BEGIN

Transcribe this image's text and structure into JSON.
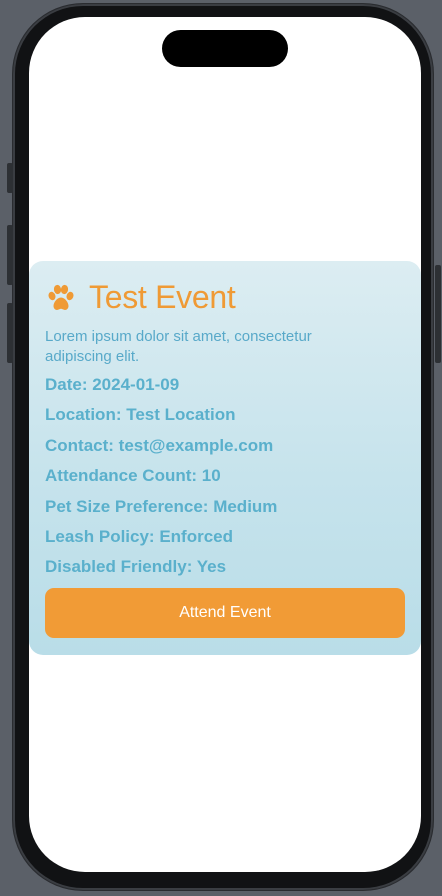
{
  "event": {
    "icon": "paw-icon",
    "title": "Test Event",
    "description": "Lorem ipsum dolor sit amet, consectetur adipiscing elit.",
    "details": [
      "Date: 2024-01-09",
      "Location: Test Location",
      "Contact: test@example.com",
      "Attendance Count: 10",
      "Pet Size Preference: Medium",
      "Leash Policy: Enforced",
      "Disabled Friendly: Yes"
    ],
    "attend_label": "Attend Event"
  },
  "colors": {
    "accent": "#f19b36",
    "title": "#ef9a35",
    "detail_text": "#5ab0cc",
    "card_top": "#dcedf2",
    "card_bottom": "#b9dde8"
  }
}
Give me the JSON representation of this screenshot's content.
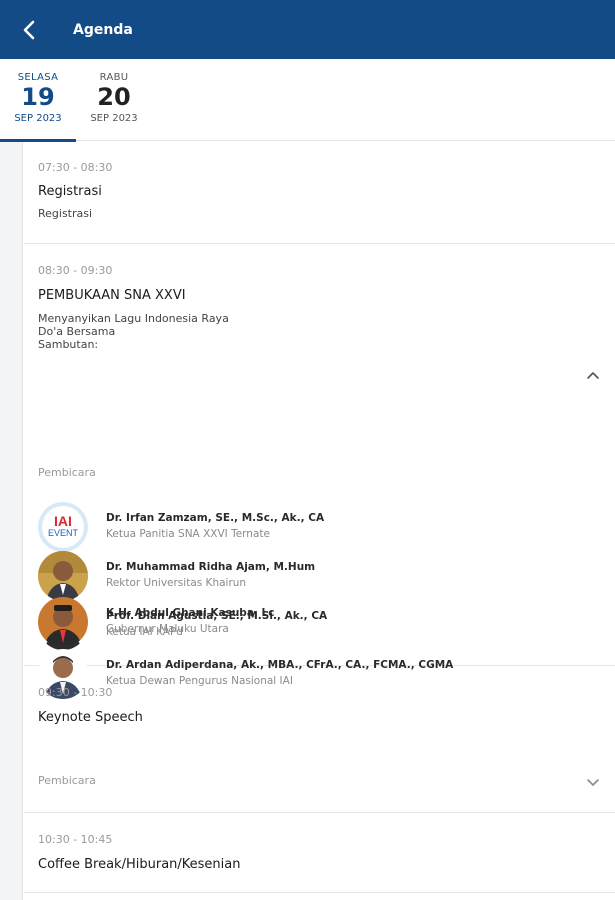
{
  "header": {
    "title": "Agenda",
    "back_icon": "chevron-left-icon"
  },
  "day_tabs": [
    {
      "dayname": "SELASA",
      "day": "19",
      "month": "SEP 2023",
      "active": true
    },
    {
      "dayname": "RABU",
      "day": "20",
      "month": "SEP 2023",
      "active": false
    }
  ],
  "sessions": [
    {
      "time": "07:30 - 08:30",
      "title": "Registrasi",
      "description": [
        "Registrasi"
      ]
    },
    {
      "time": "08:30 - 09:30",
      "title": "PEMBUKAAN SNA XXVI",
      "description": [
        "Menyanyikan Lagu Indonesia Raya",
        "Do'a Bersama",
        "Sambutan:"
      ],
      "speakers_label": "Pembicara",
      "expanded": true,
      "speakers": [
        {
          "name": "Dr. Irfan Zamzam, SE., M.Sc., Ak., CA",
          "role": "Ketua Panitia SNA XXVI Ternate",
          "logo_line1": "IAI",
          "logo_line2": "EVENT"
        },
        {
          "name": "Dr. Muhammad Ridha Ajam, M.Hum",
          "role": "Rektor Universitas Khairun"
        },
        {
          "name": "Prof. Dian Agustia, SE., M.Si., Ak., CA",
          "role": "Ketua IAI KAPd"
        },
        {
          "name": "Dr. Ardan Adiperdana, Ak., MBA., CFrA., CA., FCMA., CGMA",
          "role": "Ketua Dewan Pengurus Nasional IAI"
        },
        {
          "name": "K.H. Abdul Ghani Kasuba, Lc",
          "role": "Gubernur Maluku Utara"
        }
      ]
    },
    {
      "time": "09:30 - 10:30",
      "title": "Keynote Speech",
      "speakers_label": "Pembicara",
      "expanded": false
    },
    {
      "time": "10:30 - 10:45",
      "title": "Coffee Break/Hiburan/Kesenian"
    }
  ],
  "colors": {
    "primary": "#134b87",
    "rail": "#f3f4f6",
    "muted": "#9a9a9a"
  }
}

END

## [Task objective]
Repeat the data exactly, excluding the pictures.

## [Completed exercise]
Transcribe this image's text and structure into JSON.
{
  "event": {
    "icon": "paw-icon",
    "title": "Test Event",
    "description": "Lorem ipsum dolor sit amet, consectetur adipiscing elit.",
    "details": [
      "Date: 2024-01-09",
      "Location: Test Location",
      "Contact: test@example.com",
      "Attendance Count: 10",
      "Pet Size Preference: Medium",
      "Leash Policy: Enforced",
      "Disabled Friendly: Yes"
    ],
    "attend_label": "Attend Event"
  },
  "colors": {
    "accent": "#f19b36",
    "title": "#ef9a35",
    "detail_text": "#5ab0cc",
    "card_top": "#dcedf2",
    "card_bottom": "#b9dde8"
  }
}
Give me the JSON representation of this screenshot's content.
{
  "header": {
    "title": "Agenda",
    "back_icon": "chevron-left-icon"
  },
  "day_tabs": [
    {
      "dayname": "SELASA",
      "day": "19",
      "month": "SEP 2023",
      "active": true
    },
    {
      "dayname": "RABU",
      "day": "20",
      "month": "SEP 2023",
      "active": false
    }
  ],
  "sessions": [
    {
      "time": "07:30 - 08:30",
      "title": "Registrasi",
      "description": [
        "Registrasi"
      ]
    },
    {
      "time": "08:30 - 09:30",
      "title": "PEMBUKAAN SNA XXVI",
      "description": [
        "Menyanyikan Lagu Indonesia Raya",
        "Do'a Bersama",
        "Sambutan:"
      ],
      "speakers_label": "Pembicara",
      "expanded": true,
      "speakers": [
        {
          "name": "Dr. Irfan Zamzam, SE., M.Sc., Ak., CA",
          "role": "Ketua Panitia SNA XXVI Ternate",
          "logo_line1": "IAI",
          "logo_line2": "EVENT"
        },
        {
          "name": "Dr. Muhammad Ridha Ajam, M.Hum",
          "role": "Rektor Universitas Khairun"
        },
        {
          "name": "Prof. Dian Agustia, SE., M.Si., Ak., CA",
          "role": "Ketua IAI KAPd"
        },
        {
          "name": "Dr. Ardan Adiperdana, Ak., MBA., CFrA., CA., FCMA., CGMA",
          "role": "Ketua Dewan Pengurus Nasional IAI"
        },
        {
          "name": "K.H. Abdul Ghani Kasuba, Lc",
          "role": "Gubernur Maluku Utara"
        }
      ]
    },
    {
      "time": "09:30 - 10:30",
      "title": "Keynote Speech",
      "speakers_label": "Pembicara",
      "expanded": false
    },
    {
      "time": "10:30 - 10:45",
      "title": "Coffee Break/Hiburan/Kesenian"
    }
  ],
  "colors": {
    "primary": "#134b87",
    "rail": "#f3f4f6",
    "muted": "#9a9a9a"
  }
}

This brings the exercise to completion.